  • When meeting up with friends, someone might ask, “Wassup tonight? Any plans?”

52. wassgood

Similar to “wassup,” it is another way of asking what is happening or what is going on. It is often used to inquire about someone’s well-being or to check if anything interesting is happening.

  • For instance, “Hey, wassgood? How’s everything going?”
  • A friend might ask, “Wassgood with you? Anything exciting happening?”
  • When catching up with someone, one might say, “Wassgood lately? Fill me in!”

53. wassabi

A variation of “wassup” or “what’s up,” used to ask what is happening or how someone is doing.

  • For example, “Hey, wassabi? How’s your day going?”
  • One might ask, “Wassabi with you? Anything new?”
  • When meeting up with friends, someone might inquire, “Wassabi tonight? Any plans?”

54. wassock

A derogatory term used to describe someone who is considered foolish or stupid.

  • For instance, “Don’t listen to him, he’s a wassock.”
  • One might say, “Stop acting like a wassock, you’re embarrassing yourself.”
  • When frustrated with someone’s behavior, one might exclaim, “What a wassock!”

55. wassocky

An adjective used to describe someone or something that resembles or exhibits the qualities of a wassock, meaning foolish or stupid.
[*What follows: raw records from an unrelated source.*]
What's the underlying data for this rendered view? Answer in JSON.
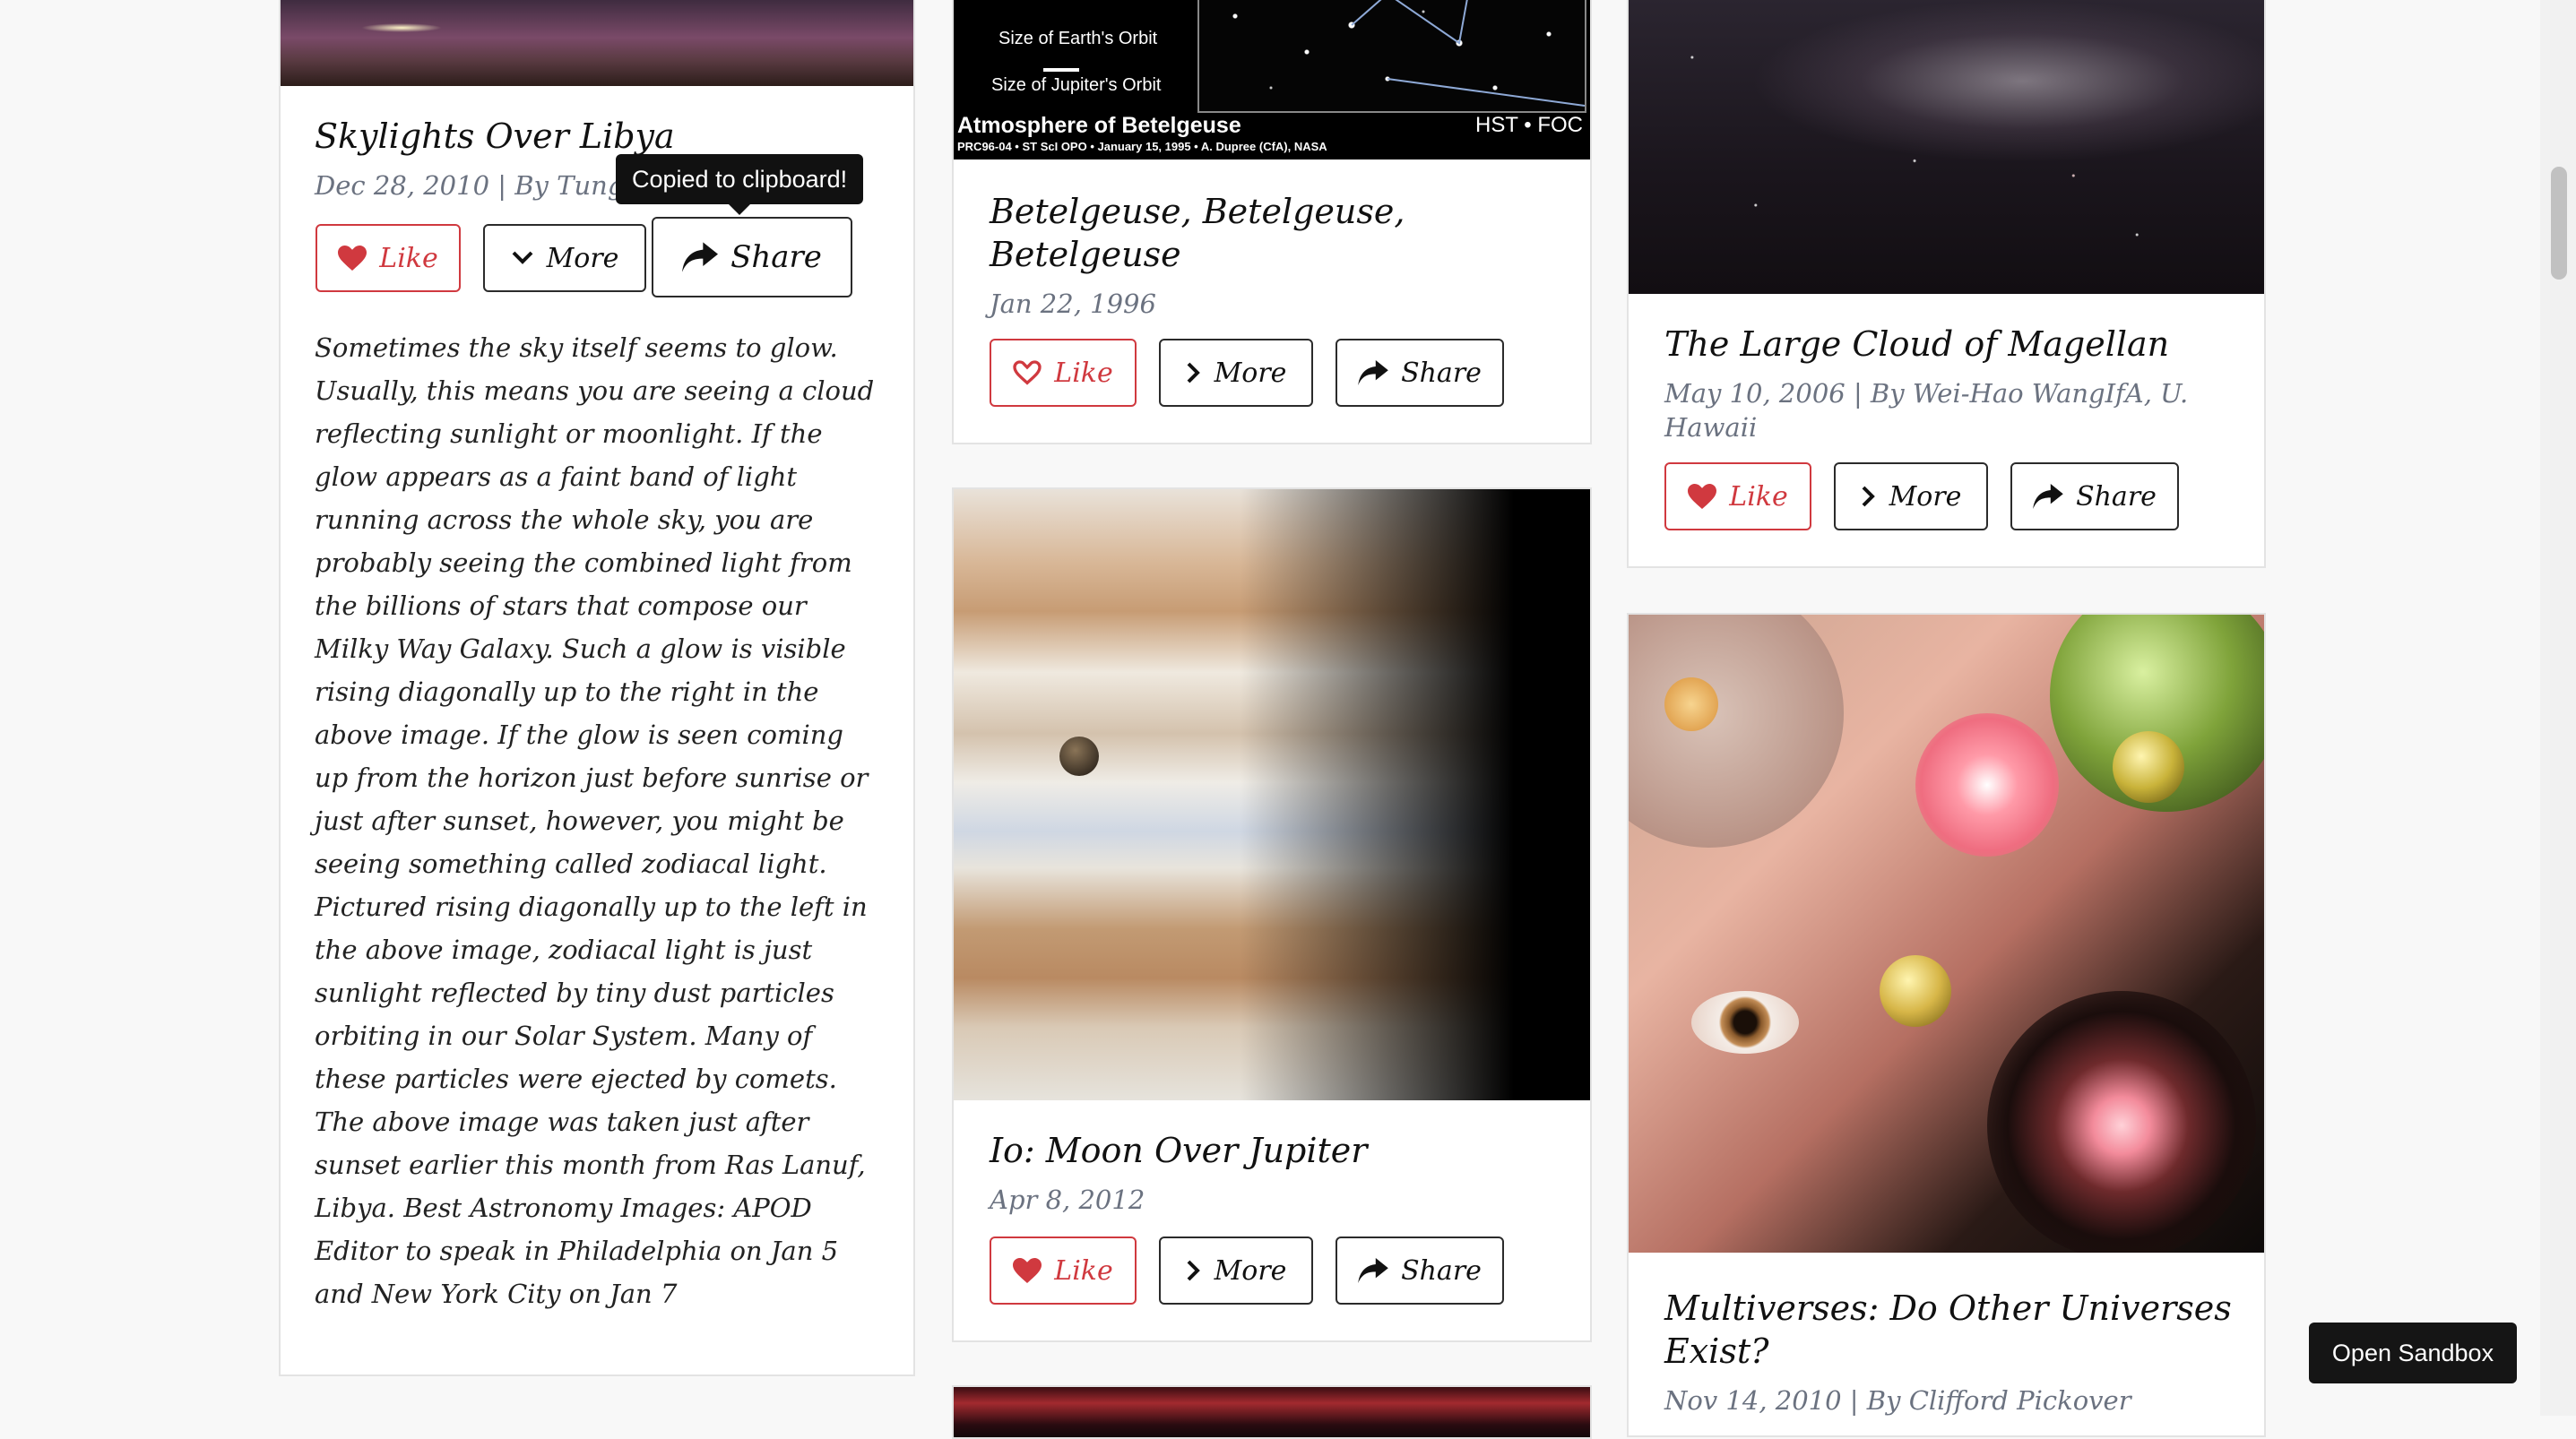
{
  "cards": [
    {
      "title": "Skylights Over Libya",
      "meta": "Dec 28, 2010 | By Tung",
      "like_label": "Like",
      "more_label": "More",
      "share_label": "Share",
      "tooltip": "Copied to clipboard!",
      "description": "Sometimes the sky itself seems to glow. Usually, this means you are seeing a cloud reflecting sunlight or moonlight. If the glow appears as a faint band of light running across the whole sky, you are probably seeing the combined light from the billions of stars that compose our Milky Way Galaxy. Such a glow is visible rising diagonally up to the right in the above image. If the glow is seen coming up from the horizon just before sunrise or just after sunset, however, you might be seeing something called zodiacal light. Pictured rising diagonally up to the left in the above image, zodiacal light is just sunlight reflected by tiny dust particles orbiting in our Solar System. Many of these particles were ejected by comets. The above image was taken just after sunset earlier this month from Ras Lanuf, Libya. Best Astronomy Images: APOD Editor to speak in Philadelphia on Jan 5 and New York City on Jan 7"
    },
    {
      "title": "Betelgeuse, Betelgeuse, Betelgeuse",
      "meta": "Jan 22, 1996",
      "like_label": "Like",
      "more_label": "More",
      "share_label": "Share",
      "image_text": {
        "earth_orbit": "Size of Earth's Orbit",
        "jupiter_orbit": "Size of Jupiter's Orbit",
        "caption": "Atmosphere of Betelgeuse",
        "instrument": "HST • FOC",
        "credit": "PRC96-04 • ST ScI OPO • January 15, 1995 • A. Dupree (CfA), NASA"
      }
    },
    {
      "title": "Io: Moon Over Jupiter",
      "meta": "Apr 8, 2012",
      "like_label": "Like",
      "more_label": "More",
      "share_label": "Share"
    },
    {
      "title": "The Large Cloud of Magellan",
      "meta": "May 10, 2006 | By Wei-Hao WangIfA, U. Hawaii",
      "like_label": "Like",
      "more_label": "More",
      "share_label": "Share"
    },
    {
      "title": "Multiverses: Do Other Universes Exist?",
      "meta": "Nov 14, 2010 | By Clifford Pickover"
    }
  ],
  "sandbox_label": "Open Sandbox",
  "icons": [
    "heart-icon",
    "chevron-down-icon",
    "chevron-right-icon",
    "share-icon"
  ],
  "colors": {
    "like": "#d0393f",
    "text": "#111111",
    "muted": "#6b7280",
    "background": "#f8f8f8"
  }
}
  • For example, “His wassocky behavior is getting on my nerves.”
  • One might say, “I can’t stand her wassocky attitude.”
  • When describing a situation, one might comment, “It was a wassocky move on his part.”
See also  Top 59 Slang For Mind – Meaning & Usage